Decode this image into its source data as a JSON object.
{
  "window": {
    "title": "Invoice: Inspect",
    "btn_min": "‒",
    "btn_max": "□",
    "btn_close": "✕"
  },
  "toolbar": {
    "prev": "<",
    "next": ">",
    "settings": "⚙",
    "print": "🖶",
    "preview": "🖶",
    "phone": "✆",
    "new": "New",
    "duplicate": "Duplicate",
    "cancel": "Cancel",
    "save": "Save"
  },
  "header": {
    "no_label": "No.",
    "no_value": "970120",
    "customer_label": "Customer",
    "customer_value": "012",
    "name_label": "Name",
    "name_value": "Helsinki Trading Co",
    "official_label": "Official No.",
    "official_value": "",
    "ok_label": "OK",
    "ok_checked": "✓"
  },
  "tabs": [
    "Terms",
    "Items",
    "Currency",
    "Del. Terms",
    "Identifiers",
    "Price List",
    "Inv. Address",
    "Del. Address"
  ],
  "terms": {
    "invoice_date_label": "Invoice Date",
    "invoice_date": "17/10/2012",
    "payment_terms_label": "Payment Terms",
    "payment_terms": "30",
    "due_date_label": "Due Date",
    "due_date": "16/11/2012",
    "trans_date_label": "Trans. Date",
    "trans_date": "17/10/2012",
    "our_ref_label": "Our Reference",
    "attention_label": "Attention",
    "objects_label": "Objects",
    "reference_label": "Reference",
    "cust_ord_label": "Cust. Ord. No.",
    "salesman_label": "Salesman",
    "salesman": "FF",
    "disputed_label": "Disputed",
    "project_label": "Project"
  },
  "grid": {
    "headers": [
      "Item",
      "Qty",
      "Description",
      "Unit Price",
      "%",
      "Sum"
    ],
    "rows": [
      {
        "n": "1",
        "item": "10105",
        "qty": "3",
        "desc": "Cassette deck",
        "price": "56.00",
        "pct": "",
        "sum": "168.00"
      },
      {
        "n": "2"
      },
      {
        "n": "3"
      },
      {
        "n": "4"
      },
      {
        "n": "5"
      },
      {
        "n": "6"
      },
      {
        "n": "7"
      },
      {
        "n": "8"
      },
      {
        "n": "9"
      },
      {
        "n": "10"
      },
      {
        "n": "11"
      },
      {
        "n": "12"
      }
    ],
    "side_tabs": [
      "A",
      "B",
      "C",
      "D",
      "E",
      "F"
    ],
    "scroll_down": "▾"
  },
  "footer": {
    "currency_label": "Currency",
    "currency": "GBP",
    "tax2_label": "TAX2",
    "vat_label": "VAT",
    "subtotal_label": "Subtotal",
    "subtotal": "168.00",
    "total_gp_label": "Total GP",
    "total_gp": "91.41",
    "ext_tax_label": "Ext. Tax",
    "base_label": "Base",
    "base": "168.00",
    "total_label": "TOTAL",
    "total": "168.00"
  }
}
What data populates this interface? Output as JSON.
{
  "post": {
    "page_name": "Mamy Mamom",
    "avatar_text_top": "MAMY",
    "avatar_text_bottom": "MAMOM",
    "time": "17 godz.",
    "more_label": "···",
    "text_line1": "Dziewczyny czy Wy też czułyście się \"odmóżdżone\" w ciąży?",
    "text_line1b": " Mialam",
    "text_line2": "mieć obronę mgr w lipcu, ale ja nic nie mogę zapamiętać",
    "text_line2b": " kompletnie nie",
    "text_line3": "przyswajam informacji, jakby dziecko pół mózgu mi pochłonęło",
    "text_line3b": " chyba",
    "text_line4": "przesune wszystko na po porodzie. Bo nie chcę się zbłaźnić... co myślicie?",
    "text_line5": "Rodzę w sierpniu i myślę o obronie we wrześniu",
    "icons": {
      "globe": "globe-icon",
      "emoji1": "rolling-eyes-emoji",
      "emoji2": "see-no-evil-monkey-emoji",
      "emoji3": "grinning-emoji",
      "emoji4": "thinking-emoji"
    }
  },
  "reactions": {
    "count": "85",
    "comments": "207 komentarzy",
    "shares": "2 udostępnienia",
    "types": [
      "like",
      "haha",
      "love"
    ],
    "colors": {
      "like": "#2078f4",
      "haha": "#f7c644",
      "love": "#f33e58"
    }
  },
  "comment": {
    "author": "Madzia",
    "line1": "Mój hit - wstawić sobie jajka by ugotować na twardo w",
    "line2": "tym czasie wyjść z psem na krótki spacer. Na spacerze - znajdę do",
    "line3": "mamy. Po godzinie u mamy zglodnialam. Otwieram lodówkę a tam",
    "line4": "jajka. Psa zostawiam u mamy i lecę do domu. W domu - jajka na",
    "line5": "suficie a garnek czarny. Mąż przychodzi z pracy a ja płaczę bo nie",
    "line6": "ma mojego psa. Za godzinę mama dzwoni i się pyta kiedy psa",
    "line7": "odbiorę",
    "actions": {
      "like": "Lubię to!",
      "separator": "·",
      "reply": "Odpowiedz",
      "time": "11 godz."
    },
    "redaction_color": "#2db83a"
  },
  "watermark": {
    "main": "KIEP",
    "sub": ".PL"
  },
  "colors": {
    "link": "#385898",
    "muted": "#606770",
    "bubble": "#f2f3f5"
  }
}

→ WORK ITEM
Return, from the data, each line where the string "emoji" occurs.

→ ANSWER TO THE PROBLEM
      "emoji1": "rolling-eyes-emoji",
      "emoji2": "see-no-evil-monkey-emoji",
      "emoji3": "grinning-emoji",
      "emoji4": "thinking-emoji"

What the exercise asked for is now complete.